Source records:
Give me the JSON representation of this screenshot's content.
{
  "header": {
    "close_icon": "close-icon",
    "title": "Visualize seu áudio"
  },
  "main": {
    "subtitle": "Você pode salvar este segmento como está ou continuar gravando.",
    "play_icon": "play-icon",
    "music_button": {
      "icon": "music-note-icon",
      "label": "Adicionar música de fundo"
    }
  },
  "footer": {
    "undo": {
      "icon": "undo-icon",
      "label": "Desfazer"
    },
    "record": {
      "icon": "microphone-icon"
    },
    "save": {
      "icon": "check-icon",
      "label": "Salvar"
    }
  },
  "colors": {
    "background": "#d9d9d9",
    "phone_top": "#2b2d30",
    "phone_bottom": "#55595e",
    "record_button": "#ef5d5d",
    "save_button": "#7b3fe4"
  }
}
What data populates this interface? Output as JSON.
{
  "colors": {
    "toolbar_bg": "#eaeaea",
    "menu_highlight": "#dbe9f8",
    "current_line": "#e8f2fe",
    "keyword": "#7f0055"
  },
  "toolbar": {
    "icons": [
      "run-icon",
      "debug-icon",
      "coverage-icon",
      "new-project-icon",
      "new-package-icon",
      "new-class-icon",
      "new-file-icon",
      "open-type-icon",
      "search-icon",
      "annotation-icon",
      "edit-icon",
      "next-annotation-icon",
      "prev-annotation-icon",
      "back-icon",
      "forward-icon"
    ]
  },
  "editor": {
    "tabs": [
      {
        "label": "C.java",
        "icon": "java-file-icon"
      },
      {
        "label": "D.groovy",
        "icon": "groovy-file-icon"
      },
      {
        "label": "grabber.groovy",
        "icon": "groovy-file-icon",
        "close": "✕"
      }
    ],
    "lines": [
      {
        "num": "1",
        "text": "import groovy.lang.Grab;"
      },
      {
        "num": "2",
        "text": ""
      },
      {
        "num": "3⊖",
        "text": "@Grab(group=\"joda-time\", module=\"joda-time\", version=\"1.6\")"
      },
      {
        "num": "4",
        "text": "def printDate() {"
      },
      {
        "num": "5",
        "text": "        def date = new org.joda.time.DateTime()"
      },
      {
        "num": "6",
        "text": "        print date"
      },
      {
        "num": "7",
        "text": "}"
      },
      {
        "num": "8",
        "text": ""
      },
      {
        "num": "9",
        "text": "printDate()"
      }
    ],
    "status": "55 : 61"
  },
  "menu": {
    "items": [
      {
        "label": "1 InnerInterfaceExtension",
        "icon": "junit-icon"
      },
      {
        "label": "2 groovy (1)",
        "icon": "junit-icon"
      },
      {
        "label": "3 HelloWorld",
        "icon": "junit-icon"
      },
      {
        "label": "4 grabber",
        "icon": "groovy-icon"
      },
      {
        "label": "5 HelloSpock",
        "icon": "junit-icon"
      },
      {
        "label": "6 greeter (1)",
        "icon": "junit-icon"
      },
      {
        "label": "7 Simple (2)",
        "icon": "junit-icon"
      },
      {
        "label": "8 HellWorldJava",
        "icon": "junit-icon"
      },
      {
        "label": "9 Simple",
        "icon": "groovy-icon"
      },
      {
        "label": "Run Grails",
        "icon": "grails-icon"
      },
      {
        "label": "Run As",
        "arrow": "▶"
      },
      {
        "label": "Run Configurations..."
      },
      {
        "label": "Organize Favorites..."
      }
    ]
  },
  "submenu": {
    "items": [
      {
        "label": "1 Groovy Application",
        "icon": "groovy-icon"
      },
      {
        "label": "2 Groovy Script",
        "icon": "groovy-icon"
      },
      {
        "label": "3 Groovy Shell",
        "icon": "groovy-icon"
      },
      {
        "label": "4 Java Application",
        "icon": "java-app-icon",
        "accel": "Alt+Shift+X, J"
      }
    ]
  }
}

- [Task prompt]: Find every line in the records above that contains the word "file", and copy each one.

- [Solution below]:
      "new-file-icon",
        "icon": "java-file-icon"
        "icon": "groovy-file-icon"
        "icon": "groovy-file-icon",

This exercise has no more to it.